Dataset items
□ □ □

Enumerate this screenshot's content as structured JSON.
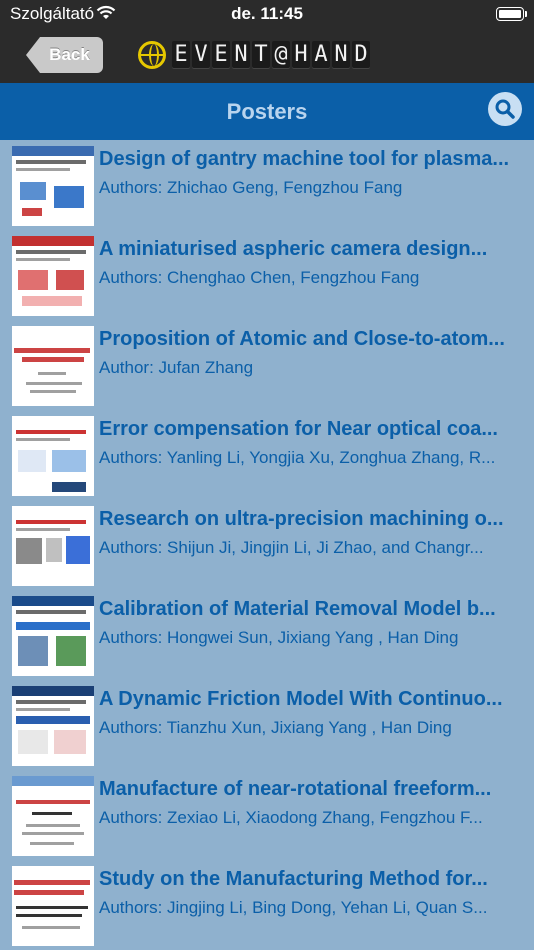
{
  "status": {
    "carrier": "Szolgáltató",
    "time": "de. 11:45"
  },
  "nav": {
    "back_label": "Back",
    "logo_text": "EVENT@HAND"
  },
  "header": {
    "title": "Posters"
  },
  "posters": [
    {
      "title": "Design of gantry machine tool for plasma...",
      "authors": "Authors: Zhichao Geng, Fengzhou Fang"
    },
    {
      "title": "A miniaturised aspheric camera design...",
      "authors": "Authors: Chenghao Chen, Fengzhou Fang"
    },
    {
      "title": "Proposition of Atomic and Close-to-atom...",
      "authors": "Author: Jufan Zhang"
    },
    {
      "title": "Error compensation for Near optical coa...",
      "authors": "Authors: Yanling Li, Yongjia Xu, Zonghua Zhang, R..."
    },
    {
      "title": "Research on ultra-precision machining o...",
      "authors": "Authors: Shijun Ji, Jingjin Li, Ji Zhao, and Changr..."
    },
    {
      "title": "Calibration of Material Removal Model b...",
      "authors": "Authors: Hongwei Sun, Jixiang Yang , Han Ding"
    },
    {
      "title": "A Dynamic Friction Model With Continuo...",
      "authors": "Authors: Tianzhu Xun, Jixiang Yang , Han Ding"
    },
    {
      "title": "Manufacture of near-rotational freeform...",
      "authors": "Authors: Zexiao Li, Xiaodong Zhang, Fengzhou F..."
    },
    {
      "title": "Study on the Manufacturing Method for...",
      "authors": "Authors: Jingjing Li, Bing Dong, Yehan Li, Quan S..."
    }
  ]
}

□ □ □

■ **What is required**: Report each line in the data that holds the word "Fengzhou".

■ **Result of this exercise**:
      "authors": "Authors: Zhichao Geng, Fengzhou Fang"
      "authors": "Authors: Chenghao Chen, Fengzhou Fang"
      "authors": "Authors: Zexiao Li, Xiaodong Zhang, Fengzhou F..."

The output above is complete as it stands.